Common Vision: A Conversation with Cruz Contreras of The Black Lillies

By Brent Thompson

Photo Credit: Saul Young

Local music lovers will remember Cruz Contreras from his days in Robinella and the CC String Band, a Knoxville, Tenn.-based outfit that performed in Birmingham on several occasions. These days, Contreras fronts The Black Lillies, a quartet that is set to release its new album, Stranger To Me, on September 28. On Thursday, September 13, The band – Contreras, Sam Quinn, Bowman Townsend and Dustin Schaefer – will perform at Moonlight on the Mountain. Recently, Contreras spoke with us by phone from his Knoxville home.

Birmingham Stages: Cruz, thanks for your time. If you will, talk about the evolution of Stranger To Me. Are the songs newer compositions, older songs or a mixture of both?

Cruz Contreras: Certainly a combination, but I would say mainly it’s pretty fresh and new material. We just put out a single yesterday called “Earthquake” and that was probably the first one written – I wrote that probably two years ago. That was the impetus for, “Hey, we’ve got a new song and a new sound that’s going to focus on three-part harmony.” For every record, there’s a song that’s written that lets you know it’s time to make a record. Through the process of that, we were solidifying the lineup and we went from a six to five to four-piece group. We have three lead singers, three songwriters, four arrangers and every song on the new record has a different combination of writers. I try to avoid one formula – I like the idea of being open-minded and supporting each other.

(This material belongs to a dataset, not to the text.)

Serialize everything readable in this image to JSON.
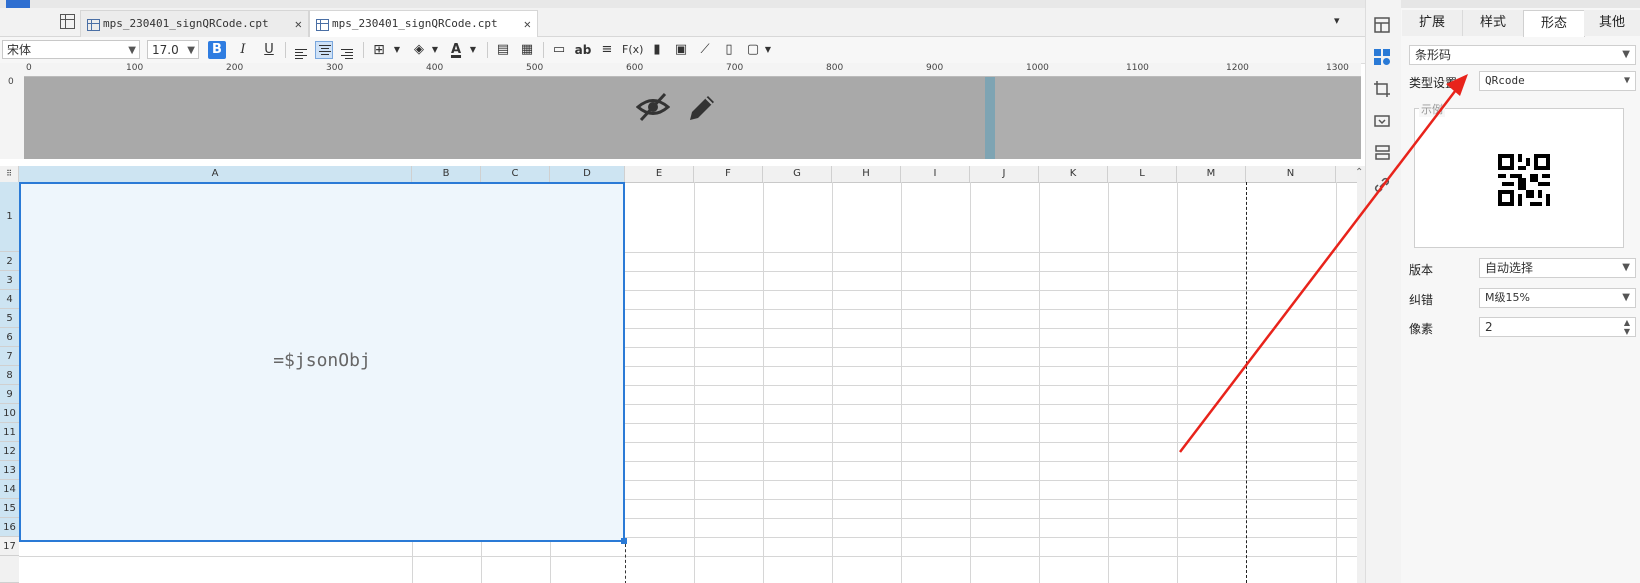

Birmingham Stages: A steady flow of energy must permeate through your band with that amount of creative input.

Contreras: Yeah, and it takes a while to get to there because you’re dealing with big personalities and these are guys that could all front their own bands. It’s really cool to get to that point where you have that common vision and dedication.

Birmingham Stages: Do songs continue to evolve even as you’re in the studio recording them?

Contreras: Of course! The more you’re prepared, the more you have the luxury to edit and change and be spontaneous. If you  go in there just hoping for the best, you’re not going to get to that point. This record is the first Black Lillies record that is exclusively Black Lillies members. This is really us and we went in there and performed the songs live together. We sang at the same time – we didn’t sing lead and then add harmonies.

Birmingham Stages: The press material for Stranger To Me states that a tremendous amount of writing took place in preparation for recording the album. It seems that you already have enough stored material for several additional albums.

Contreras: We’ve talked about doing a five-song acoustic EP of our favorite five songs that didn’t make it or something like that. I’ve heard people say that one of the tunes that got cut is their favorite tune. The title track got cut! We have a song called “Stranger To Me” and it didn’t make it [laughs].

Birmingham Stages: How do you feel about the current musical climate? Some artists say it’s a great time as you can do things on your own terms. Others say the current model makes it difficult to separate yourself among the crowd given anyone can record and distribute their own music.

Contreras: Yeah, good question. It’s the reality. I’m sure every industry deals with changing times and changing technology. The cool part is that information is available to everybody and everybody can get their message out there. We tour a lot – we’re not selling out giant theaters or amphitheaters, but we can go anywhere and we have a fan base and we have this really complex network of fans and friends and supporters. It’s why we’re able to make a record like this without a traditional record deal. If it bops along like it is, we have a career in music and we have a great life. This [new album] is a big step – it establishes the band and lineup and the next record may sound totally different and our fans understand that.

Birmingham Stages: Today’s climate seems favorable to a band like yours in that genre lines are blurring more than ever. For example, the “Americana” term encompasses a multitude of styles and sounds.

Contreras: I love it and I think it’s the future. People come up with genres so they can sell and market – there’s no other reason. But everybody at their fingertips carries a little machine that can play any song in existence at any second. You can’t just put out a record every two to three years and expect to be relevant. Really hot artists are putting out something everyday, even if it’s a photo or a statement. To me, music is music and I like the diversity of it.

Moonlight Presents: The Black Lillies at WorkPlay Theatre on Thursday, September 13. Advance tickets to the 7:30 p.m. show are $15 and $18 day of the show. For more information, visit